Dataset rows for apps and sites
= Beginning of Section =
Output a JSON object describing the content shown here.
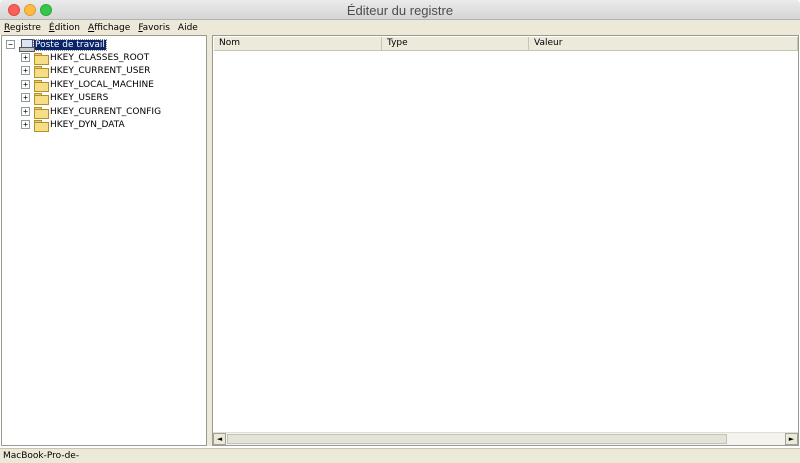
{
  "window": {
    "title": "Éditeur du registre"
  },
  "menubar": {
    "items": [
      {
        "first": "R",
        "rest": "egistre"
      },
      {
        "first": "É",
        "rest": "dition"
      },
      {
        "first": "A",
        "rest": "ffichage"
      },
      {
        "first": "F",
        "rest": "avoris"
      },
      {
        "first": "",
        "rest": "Aide",
        "note_underline_last": true
      }
    ]
  },
  "tree": {
    "root": {
      "label": "Poste de travail",
      "expander": "−",
      "icon": "computer-icon"
    },
    "nodes": [
      {
        "label": "HKEY_CLASSES_ROOT",
        "expander": "+",
        "icon": "folder-icon"
      },
      {
        "label": "HKEY_CURRENT_USER",
        "expander": "+",
        "icon": "folder-icon"
      },
      {
        "label": "HKEY_LOCAL_MACHINE",
        "expander": "+",
        "icon": "folder-icon"
      },
      {
        "label": "HKEY_USERS",
        "expander": "+",
        "icon": "folder-icon"
      },
      {
        "label": "HKEY_CURRENT_CONFIG",
        "expander": "+",
        "icon": "folder-icon"
      },
      {
        "label": "HKEY_DYN_DATA",
        "expander": "+",
        "icon": "folder-icon"
      }
    ]
  },
  "list": {
    "columns": [
      "Nom",
      "Type",
      "Valeur"
    ]
  },
  "scrollbar": {
    "left_arrow": "◄",
    "right_arrow": "►"
  },
  "status": {
    "text": "MacBook-Pro-de-"
  }
}
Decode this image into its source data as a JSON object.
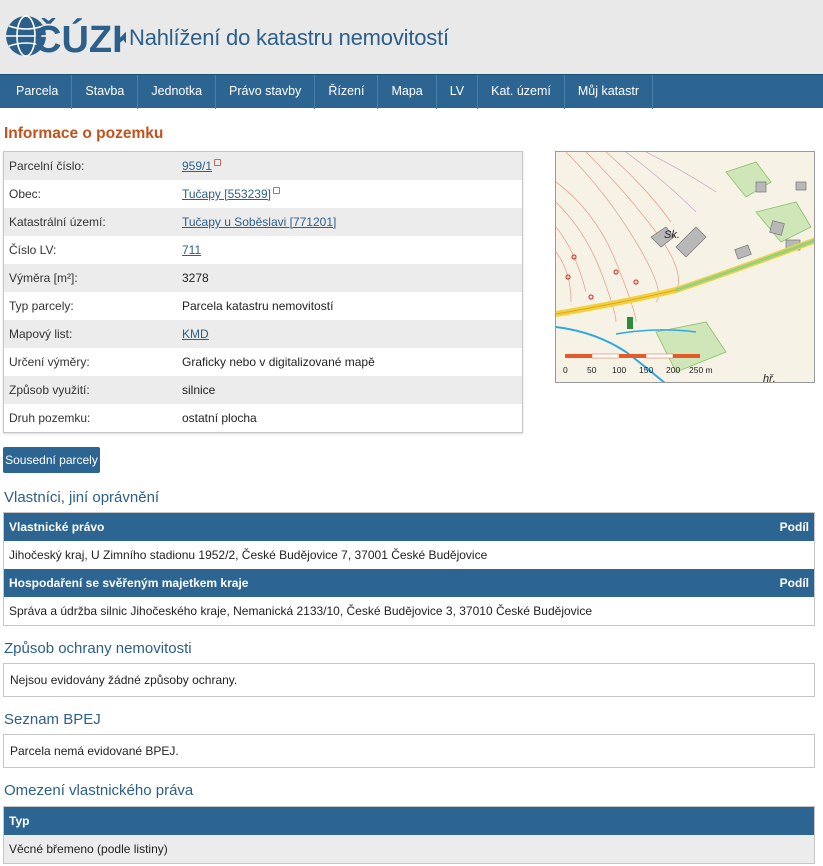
{
  "header": {
    "logo_text": "ČÚZK",
    "title": "Nahlížení do katastru nemovitostí"
  },
  "nav": {
    "items": [
      "Parcela",
      "Stavba",
      "Jednotka",
      "Právo stavby",
      "Řízení",
      "Mapa",
      "LV",
      "Kat. území",
      "Můj katastr"
    ]
  },
  "parcel_info": {
    "title": "Informace o pozemku",
    "rows": [
      {
        "label": "Parcelní číslo:",
        "value": "959/1"
      },
      {
        "label": "Obec:",
        "value": "Tučapy [553239]"
      },
      {
        "label": "Katastrální území:",
        "value": "Tučapy u Soběslavi [771201]"
      },
      {
        "label": "Číslo LV:",
        "value": "711"
      },
      {
        "label": "Výměra [m²]:",
        "value": "3278"
      },
      {
        "label": "Typ parcely:",
        "value": "Parcela katastru nemovitostí"
      },
      {
        "label": "Mapový list:",
        "value": "KMD"
      },
      {
        "label": "Určení výměry:",
        "value": "Graficky nebo v digitalizované mapě"
      },
      {
        "label": "Způsob využití:",
        "value": "silnice"
      },
      {
        "label": "Druh pozemku:",
        "value": "ostatní plocha"
      }
    ]
  },
  "map": {
    "scale_labels": [
      "0",
      "50",
      "100",
      "150",
      "200",
      "250 m"
    ],
    "labels": {
      "sk": "Sk.",
      "hr": "hř."
    }
  },
  "buttons": {
    "neighbors": "Sousední parcely"
  },
  "owners": {
    "title": "Vlastníci, jiní oprávnění",
    "groups": [
      {
        "header": "Vlastnické právo",
        "share_header": "Podíl",
        "entry": "Jihočeský kraj, U Zimního stadionu 1952/2, České Budějovice 7, 37001 České Budějovice"
      },
      {
        "header": "Hospodaření se svěřeným majetkem kraje",
        "share_header": "Podíl",
        "entry": "Správa a údržba silnic Jihočeského kraje, Nemanická 2133/10, České Budějovice 3, 37010 České Budějovice"
      }
    ]
  },
  "protection": {
    "title": "Způsob ochrany nemovitosti",
    "text": "Nejsou evidovány žádné způsoby ochrany."
  },
  "bpej": {
    "title": "Seznam BPEJ",
    "text": "Parcela nemá evidované BPEJ."
  },
  "restrictions": {
    "title": "Omezení vlastnického práva",
    "header": "Typ",
    "rows": [
      "Věcné břemeno (podle listiny)"
    ]
  },
  "colors": {
    "nav_bg": "#2d6592",
    "title_accent": "#c2511b",
    "section_title": "#2c5f8a"
  }
}
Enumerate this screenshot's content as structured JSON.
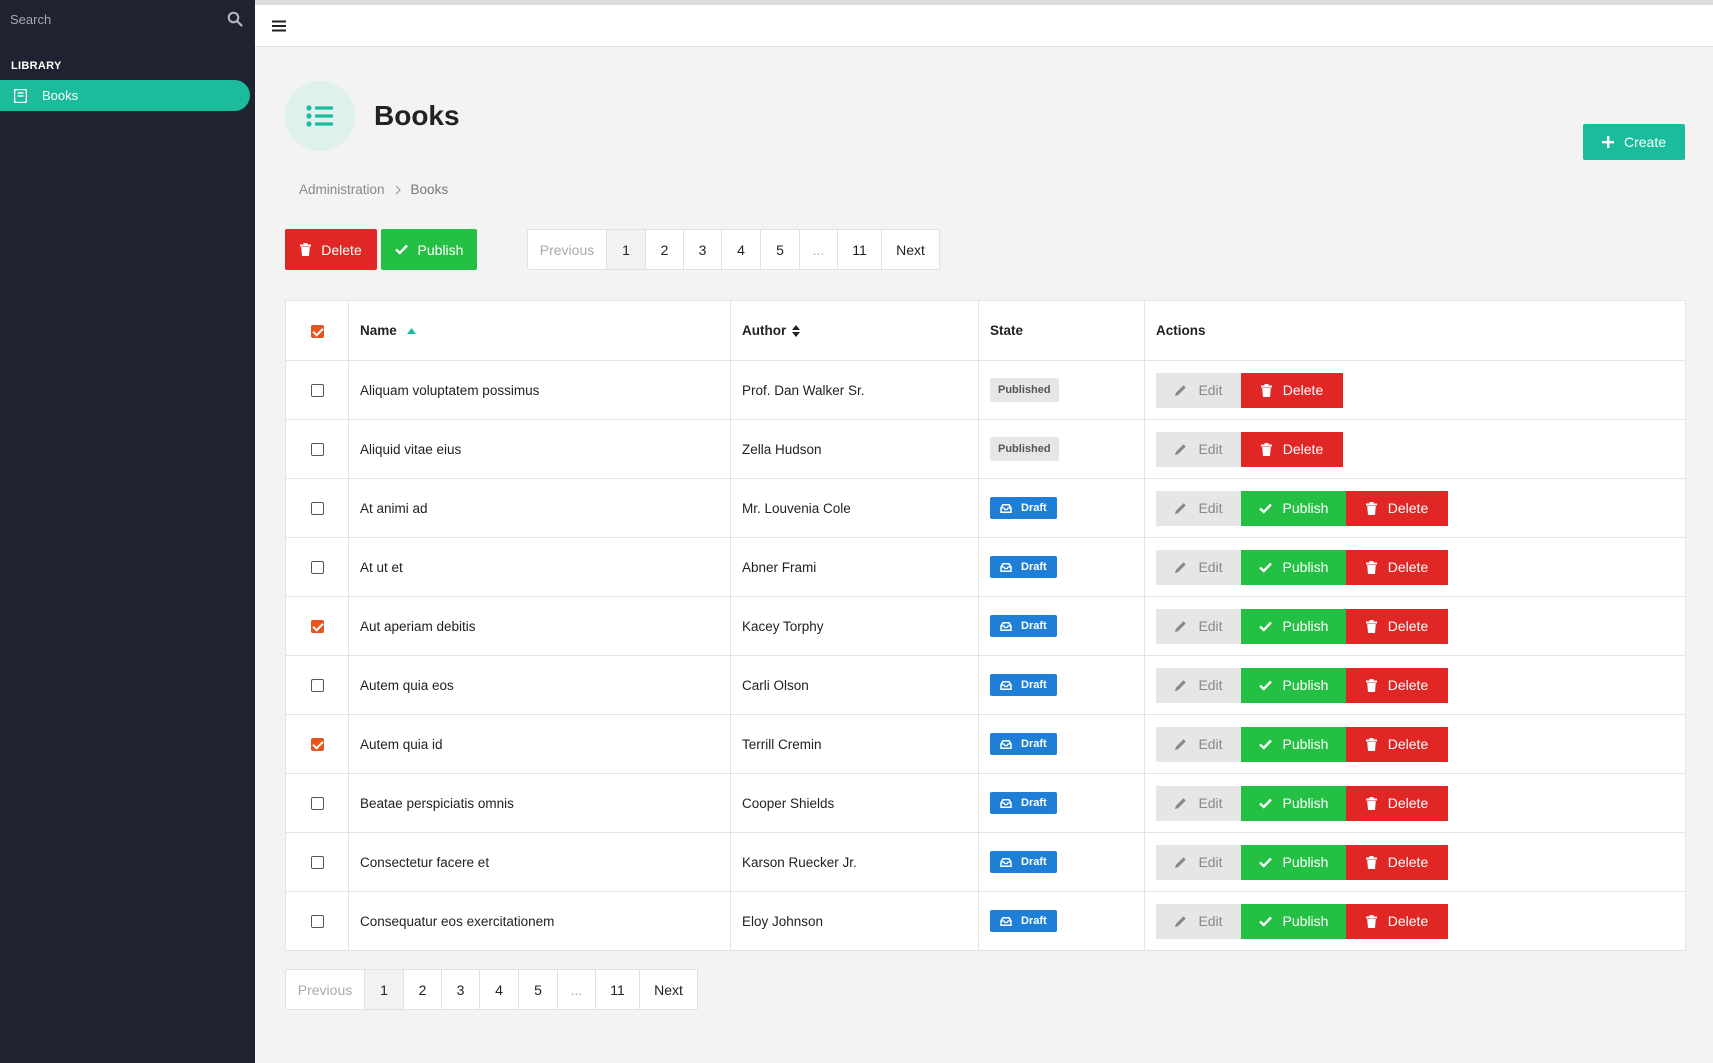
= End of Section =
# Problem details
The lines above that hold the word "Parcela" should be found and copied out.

# Solution to this task
      "Parcela",
        "value": "Parcela katastru nemovitostí"
    "text": "Parcela nemá evidované BPEJ."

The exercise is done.